- _Exercise goal_: Each record in the listing below is to be duplicated exactly.

- _Record set_:
++++
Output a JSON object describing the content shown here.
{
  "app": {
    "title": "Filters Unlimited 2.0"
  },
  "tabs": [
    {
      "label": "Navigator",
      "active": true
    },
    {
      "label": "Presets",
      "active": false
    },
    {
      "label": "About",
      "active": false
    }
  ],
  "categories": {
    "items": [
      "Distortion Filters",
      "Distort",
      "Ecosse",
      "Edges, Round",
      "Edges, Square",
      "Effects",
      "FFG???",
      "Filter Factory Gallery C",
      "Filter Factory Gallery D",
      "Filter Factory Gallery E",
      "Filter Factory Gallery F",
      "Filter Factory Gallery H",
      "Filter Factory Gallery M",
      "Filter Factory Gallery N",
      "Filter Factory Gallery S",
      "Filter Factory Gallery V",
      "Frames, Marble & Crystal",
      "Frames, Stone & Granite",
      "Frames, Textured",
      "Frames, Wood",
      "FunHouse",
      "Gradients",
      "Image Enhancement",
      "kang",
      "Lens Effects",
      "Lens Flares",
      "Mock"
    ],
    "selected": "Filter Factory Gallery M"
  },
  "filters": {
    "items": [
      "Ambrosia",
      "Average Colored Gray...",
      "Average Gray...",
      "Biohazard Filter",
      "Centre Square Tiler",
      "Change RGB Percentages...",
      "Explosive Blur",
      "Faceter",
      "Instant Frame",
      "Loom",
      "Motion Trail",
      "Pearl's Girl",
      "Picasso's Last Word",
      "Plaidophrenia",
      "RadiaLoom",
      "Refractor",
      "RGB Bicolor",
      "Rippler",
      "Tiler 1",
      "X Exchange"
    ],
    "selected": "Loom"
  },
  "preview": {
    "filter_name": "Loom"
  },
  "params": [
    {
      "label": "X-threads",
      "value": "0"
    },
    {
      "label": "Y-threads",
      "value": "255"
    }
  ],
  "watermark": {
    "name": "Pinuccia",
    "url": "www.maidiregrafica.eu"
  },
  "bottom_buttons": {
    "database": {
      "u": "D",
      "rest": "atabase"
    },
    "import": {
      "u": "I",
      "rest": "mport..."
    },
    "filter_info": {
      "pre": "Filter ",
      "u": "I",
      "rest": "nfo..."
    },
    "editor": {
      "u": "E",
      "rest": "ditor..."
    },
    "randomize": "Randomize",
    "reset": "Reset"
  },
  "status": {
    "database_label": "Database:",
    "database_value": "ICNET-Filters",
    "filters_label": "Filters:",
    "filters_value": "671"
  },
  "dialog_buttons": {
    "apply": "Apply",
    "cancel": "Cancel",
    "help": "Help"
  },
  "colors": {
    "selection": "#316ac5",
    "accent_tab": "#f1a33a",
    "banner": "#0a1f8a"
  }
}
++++
- _Output_:
Output a JSON object describing the content shown here.
{
  "app": {
    "title": "Filters Unlimited 2.0"
  },
  "tabs": [
    {
      "label": "Navigator",
      "active": true
    },
    {
      "label": "Presets",
      "active": false
    },
    {
      "label": "About",
      "active": false
    }
  ],
  "categories": {
    "items": [
      "Distortion Filters",
      "Distort",
      "Ecosse",
      "Edges, Round",
      "Edges, Square",
      "Effects",
      "FFG???",
      "Filter Factory Gallery C",
      "Filter Factory Gallery D",
      "Filter Factory Gallery E",
      "Filter Factory Gallery F",
      "Filter Factory Gallery H",
      "Filter Factory Gallery M",
      "Filter Factory Gallery N",
      "Filter Factory Gallery S",
      "Filter Factory Gallery V",
      "Frames, Marble & Crystal",
      "Frames, Stone & Granite",
      "Frames, Textured",
      "Frames, Wood",
      "FunHouse",
      "Gradients",
      "Image Enhancement",
      "kang",
      "Lens Effects",
      "Lens Flares",
      "Mock"
    ],
    "selected": "Filter Factory Gallery M"
  },
  "filters": {
    "items": [
      "Ambrosia",
      "Average Colored Gray...",
      "Average Gray...",
      "Biohazard Filter",
      "Centre Square Tiler",
      "Change RGB Percentages...",
      "Explosive Blur",
      "Faceter",
      "Instant Frame",
      "Loom",
      "Motion Trail",
      "Pearl's Girl",
      "Picasso's Last Word",
      "Plaidophrenia",
      "RadiaLoom",
      "Refractor",
      "RGB Bicolor",
      "Rippler",
      "Tiler 1",
      "X Exchange"
    ],
    "selected": "Loom"
  },
  "preview": {
    "filter_name": "Loom"
  },
  "params": [
    {
      "label": "X-threads",
      "value": "0"
    },
    {
      "label": "Y-threads",
      "value": "255"
    }
  ],
  "watermark": {
    "name": "Pinuccia",
    "url": "www.maidiregrafica.eu"
  },
  "bottom_buttons": {
    "database": {
      "u": "D",
      "rest": "atabase"
    },
    "import": {
      "u": "I",
      "rest": "mport..."
    },
    "filter_info": {
      "pre": "Filter ",
      "u": "I",
      "rest": "nfo..."
    },
    "editor": {
      "u": "E",
      "rest": "ditor..."
    },
    "randomize": "Randomize",
    "reset": "Reset"
  },
  "status": {
    "database_label": "Database:",
    "database_value": "ICNET-Filters",
    "filters_label": "Filters:",
    "filters_value": "671"
  },
  "dialog_buttons": {
    "apply": "Apply",
    "cancel": "Cancel",
    "help": "Help"
  },
  "colors": {
    "selection": "#316ac5",
    "accent_tab": "#f1a33a",
    "banner": "#0a1f8a"
  }
}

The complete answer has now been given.